Trouble came to the Galatian Christian community when Jewish Christian disciples arrived there after Paul had gone on. Those later preachers were telling Paul’s converts that in addition to their following Christ, the new Christians would need as well to follow the full Jewish Law, including eating only kosher and having the men circumcised.

Today’s Gospel has the same basic message. The true neighbor to the man who fell among thieves was neither the priest nor the Levite who kept the full law, but the Samaritan who liked his roast pork.

Jesus Pulls Us Through Death to Life: That's the Gospel

Sunday, 10/3/10

Our readings today deal with accepting Christ’s Gospel, or his Good News.
Simply put, the Gospel is no more than this: “We believe that Jesus passed through death to life beyond, and if we cling to him, he will pull us through too.”

Last week Pope Benedict travelled to England to preside at the beatification of Cardinal John Henry Newman. One of Cardinal Newman’s writings was a book length poem dealing with a Christian’s death. He called it “The Dream of Gerontius.” Here are a few of its verses.

JESU, MARIA - I am near to death,
And Thou art calling me; I know it now.

I’ll speak no more; for it comes again,
That sense of ruin, which is worse than pain,
That masterful negation and collapse
Of all that makes me man; as though I bent
Over the dizzy brink
Of some sheer infinite descent;
Or worse, as though
Down, down forever I was falling through
The solid framework of created things,

Go forth upon thy journey, Christian soul!
Go from this world! Go, in the name of God.

I went to sleep; and now I am refreshed.
A strange refreshment: for I feel in me
An inexpressive lightness, and a sense
Of freedom, as I were at length myself
And ne’er had been before. How still it is!

(As his Guardian Angel lifts him up)

Another marvel; someone has me fast
Within his ample palm; ‘tis not a grasp
Such as they use on earth, but all around
Over the surface of my subtle being,

My work is done,
My task is o’er, And so I come,
Taking it home,
For the crown is won,

God gave his angels charge over us.

Saturday, 10/2/10

Today we are free to remember our Guardian Angels, even though the Church has never clearly taught that we had them. In Old Testament times God was thought to dwell far above us in heaven; but knowing that he had concern for us, we imagined that he had messengers between him and us. That is what Jacob saw in his dream of messengers going up and down a ladder to heaven. (Angel is the Greek word for a messenger.)

Then in the New Testament St. Paul said, “God is not far from any of us, for in him we live and move, and have our being.” that did away with our need for angels.
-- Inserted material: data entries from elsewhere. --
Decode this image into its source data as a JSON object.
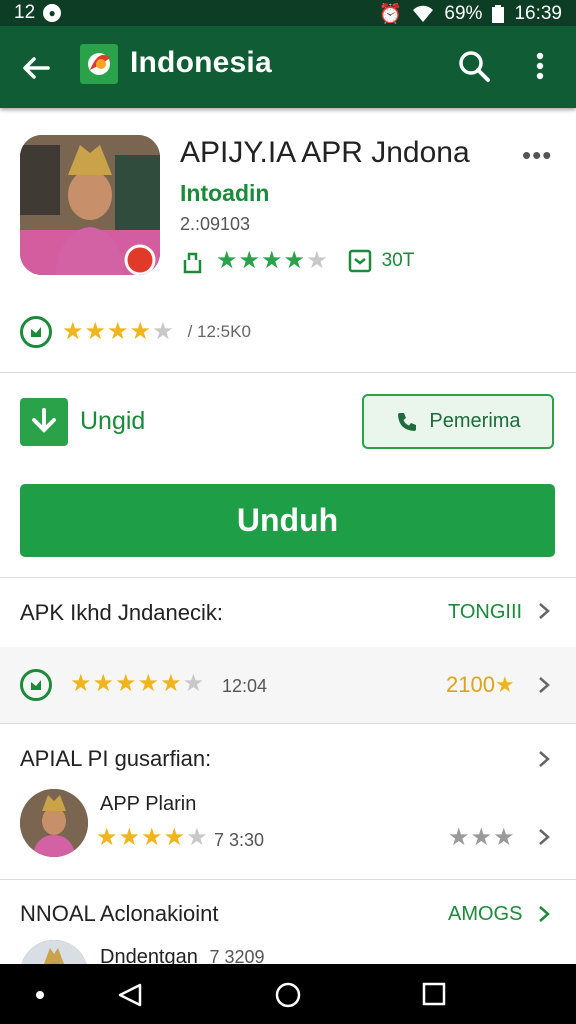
{
  "status": {
    "time_left": "12",
    "battery": "69%",
    "clock": "16:39"
  },
  "appbar": {
    "title": "Indonesia"
  },
  "app": {
    "name": "APIJY.IA APR Jndona",
    "developer": "Intoadin",
    "version": "2.:09103",
    "more": "•••",
    "size_label": "30T",
    "rating_count": "/ 12:5K0"
  },
  "actions": {
    "ungid_label": "Ungid",
    "call_label": "Pemerima",
    "download_label": "Unduh"
  },
  "section1": {
    "title": "APK Ikhd Jndanecik:",
    "link": "TONGIII"
  },
  "rating_band": {
    "count": "12:04",
    "score": "2100"
  },
  "section2": {
    "title": "APIAL PI gusarfian:",
    "item_title": "APP Plarin",
    "item_count": "7 3:30"
  },
  "section3": {
    "title": "NNOAL Aclonakioint",
    "link": "AMOGS",
    "item_title": "Dndentgan",
    "item_count": "7 3209"
  },
  "colors": {
    "brand_dark": "#105c34",
    "accent_green": "#1e9e47",
    "star_yellow": "#f0b41c"
  }
}
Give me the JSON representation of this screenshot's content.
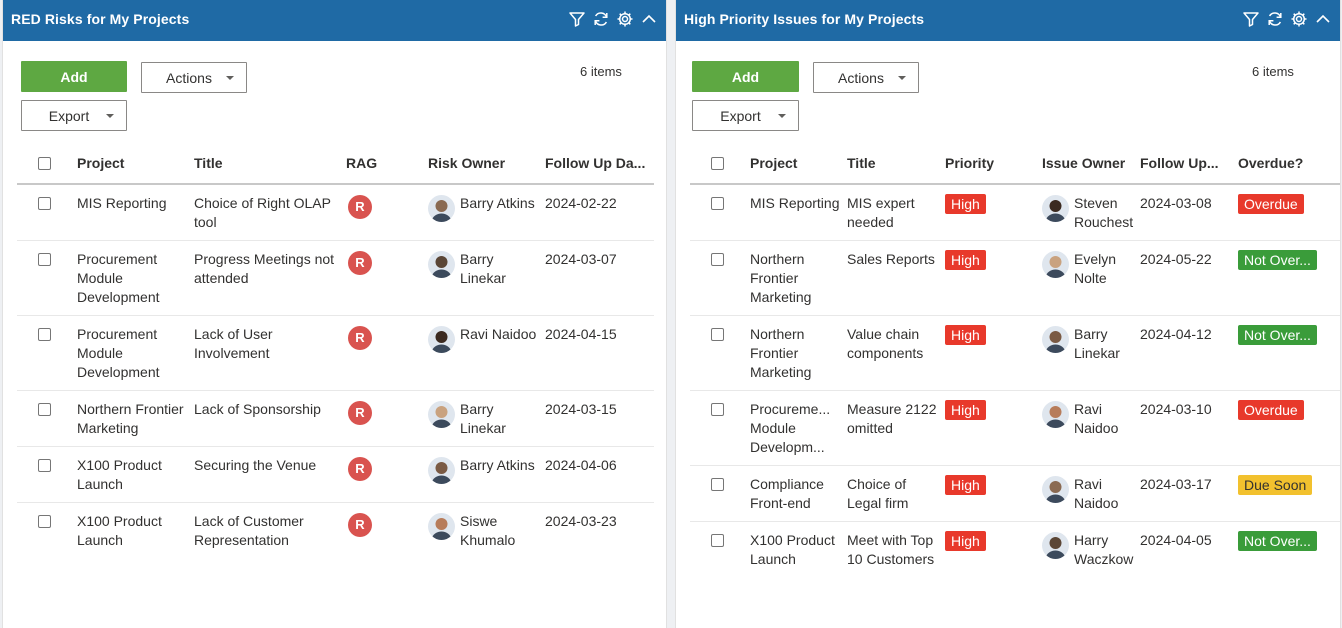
{
  "left_panel": {
    "title": "RED Risks for My Projects",
    "add_label": "Add",
    "actions_label": "Actions",
    "export_label": "Export",
    "count": "6 items",
    "columns": [
      "Project",
      "Title",
      "RAG",
      "Risk Owner",
      "Follow Up Da..."
    ],
    "rows": [
      {
        "project": "MIS Reporting",
        "title": "Choice of Right OLAP tool",
        "rag": "R",
        "owner": "Barry Atkins",
        "follow_up": "2024-02-22"
      },
      {
        "project": "Procurement Module Development",
        "title": "Progress Meetings not attended",
        "rag": "R",
        "owner": "Barry Linekar",
        "follow_up": "2024-03-07"
      },
      {
        "project": "Procurement Module Development",
        "title": "Lack of User Involvement",
        "rag": "R",
        "owner": "Ravi Naidoo",
        "follow_up": "2024-04-15"
      },
      {
        "project": "Northern Frontier Marketing",
        "title": "Lack of Sponsorship",
        "rag": "R",
        "owner": "Barry Linekar",
        "follow_up": "2024-03-15"
      },
      {
        "project": "X100 Product Launch",
        "title": "Securing the Venue",
        "rag": "R",
        "owner": "Barry Atkins",
        "follow_up": "2024-04-06"
      },
      {
        "project": "X100 Product Launch",
        "title": "Lack of Customer Representation",
        "rag": "R",
        "owner": "Siswe Khumalo",
        "follow_up": "2024-03-23"
      }
    ]
  },
  "right_panel": {
    "title": "High Priority Issues for My Projects",
    "add_label": "Add",
    "actions_label": "Actions",
    "export_label": "Export",
    "count": "6 items",
    "columns": [
      "Project",
      "Title",
      "Priority",
      "Issue Owner",
      "Follow Up...",
      "Overdue?"
    ],
    "rows": [
      {
        "project": "MIS Reporting",
        "title": "MIS expert needed",
        "priority": "High",
        "owner": "Steven Rouchest",
        "follow_up": "2024-03-08",
        "overdue": "Overdue"
      },
      {
        "project": "Northern Frontier Marketing",
        "title": "Sales Reports",
        "priority": "High",
        "owner": "Evelyn Nolte",
        "follow_up": "2024-05-22",
        "overdue": "Not Over..."
      },
      {
        "project": "Northern Frontier Marketing",
        "title": "Value chain components",
        "priority": "High",
        "owner": "Barry Linekar",
        "follow_up": "2024-04-12",
        "overdue": "Not Over..."
      },
      {
        "project": "Procureme... Module Developm...",
        "title": "Measure 2122 omitted",
        "priority": "High",
        "owner": "Ravi Naidoo",
        "follow_up": "2024-03-10",
        "overdue": "Overdue"
      },
      {
        "project": "Compliance Front-end",
        "title": "Choice of Legal firm",
        "priority": "High",
        "owner": "Ravi Naidoo",
        "follow_up": "2024-03-17",
        "overdue": "Due Soon"
      },
      {
        "project": "X100 Product Launch",
        "title": "Meet with Top 10 Customers",
        "priority": "High",
        "owner": "Harry Waczkow",
        "follow_up": "2024-04-05",
        "overdue": "Not Over..."
      }
    ]
  },
  "colors": {
    "header_bg": "#1f6aa5",
    "add_button": "#5ea842",
    "rag_red": "#d9534f",
    "priority_high": "#e8392b",
    "overdue": "#e8392b",
    "not_overdue": "#3a9c3a",
    "due_soon": "#f2c12e"
  },
  "icons": [
    "filter-icon",
    "refresh-icon",
    "gear-icon",
    "chevron-up-icon"
  ]
}
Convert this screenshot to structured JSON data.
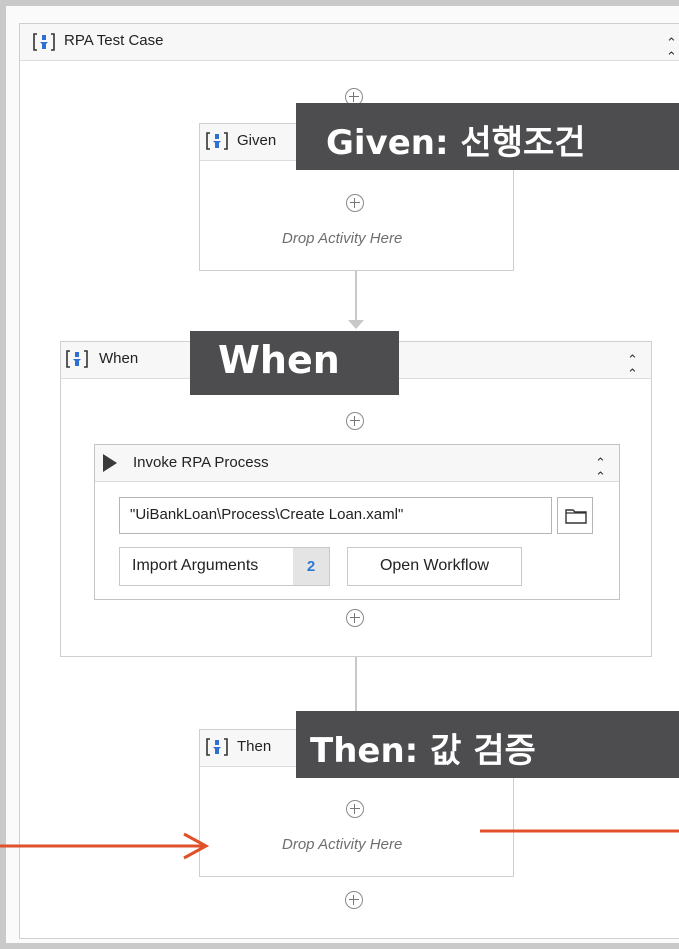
{
  "outer": {
    "title": "RPA Test Case"
  },
  "given": {
    "title": "Given",
    "drop_text": "Drop Activity Here",
    "overlay": "Given: 선행조건"
  },
  "when": {
    "title": "When",
    "overlay": "When"
  },
  "invoke": {
    "title": "Invoke RPA Process",
    "path_value": "\"UiBankLoan\\Process\\Create Loan.xaml\"",
    "import_label": "Import Arguments",
    "import_count": "2",
    "open_label": "Open Workflow"
  },
  "then": {
    "title": "Then",
    "drop_text": "Drop Activity Here",
    "overlay": "Then: 값 검증"
  },
  "colors": {
    "annotation_arrow": "#e0502a",
    "overlay_bg": "#4d4d4f",
    "icon_blue": "#2f6fd1",
    "count_badge": "#2a7ad5"
  },
  "icons": [
    "sequence-icon",
    "collapse-icon",
    "add-activity-icon",
    "play-icon",
    "folder-icon",
    "arrow-annotation"
  ]
}
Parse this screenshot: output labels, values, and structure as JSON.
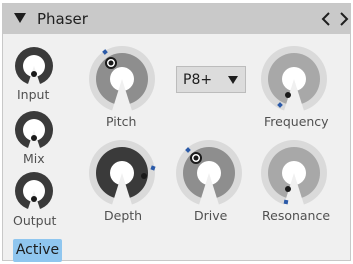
{
  "device": {
    "title": "Phaser",
    "collapse_icon": "triangle-down-icon",
    "prev_icon": "chevron-left-icon",
    "next_icon": "chevron-right-icon"
  },
  "controls": {
    "input": {
      "label": "Input"
    },
    "mix": {
      "label": "Mix"
    },
    "output": {
      "label": "Output"
    },
    "pitch": {
      "label": "Pitch"
    },
    "frequency": {
      "label": "Frequency"
    },
    "depth": {
      "label": "Depth"
    },
    "drive": {
      "label": "Drive"
    },
    "resonance": {
      "label": "Resonance"
    }
  },
  "mode_select": {
    "value": "P8+",
    "icon": "triangle-down-icon"
  },
  "active_button": {
    "label": "Active"
  },
  "colors": {
    "titlebar": "#c9c9c9",
    "panel": "#f0f0f0",
    "knob_dark": "#3a3a3a",
    "knob_light": "#bdbdbd",
    "knob_track": "#dadada",
    "accent": "#2b5aa8",
    "active": "#8fc6ef"
  }
}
They were like pensioned off. Now, Hollywood has employed them all, fitting them into every third picture it produces.

Still, there is no need to be cynical about this. The saints lived in contact with their angels. Blessed John Henry Newmen had them in his dramatization of Christian death in “The Dream of Gerontius.” Seeing his charge through a Christian death Newmen’s angel said, “My work is done, my task is o’er, and so I come, taking it home. The crown is won.” Then. “The Father gave in charge to me this child of earth even from his birth, to serve and save, and saved he is.” Finally, “This child of clay to me was given, to rear and train by sorrow and by pain through the narrow way from earth to heaven.”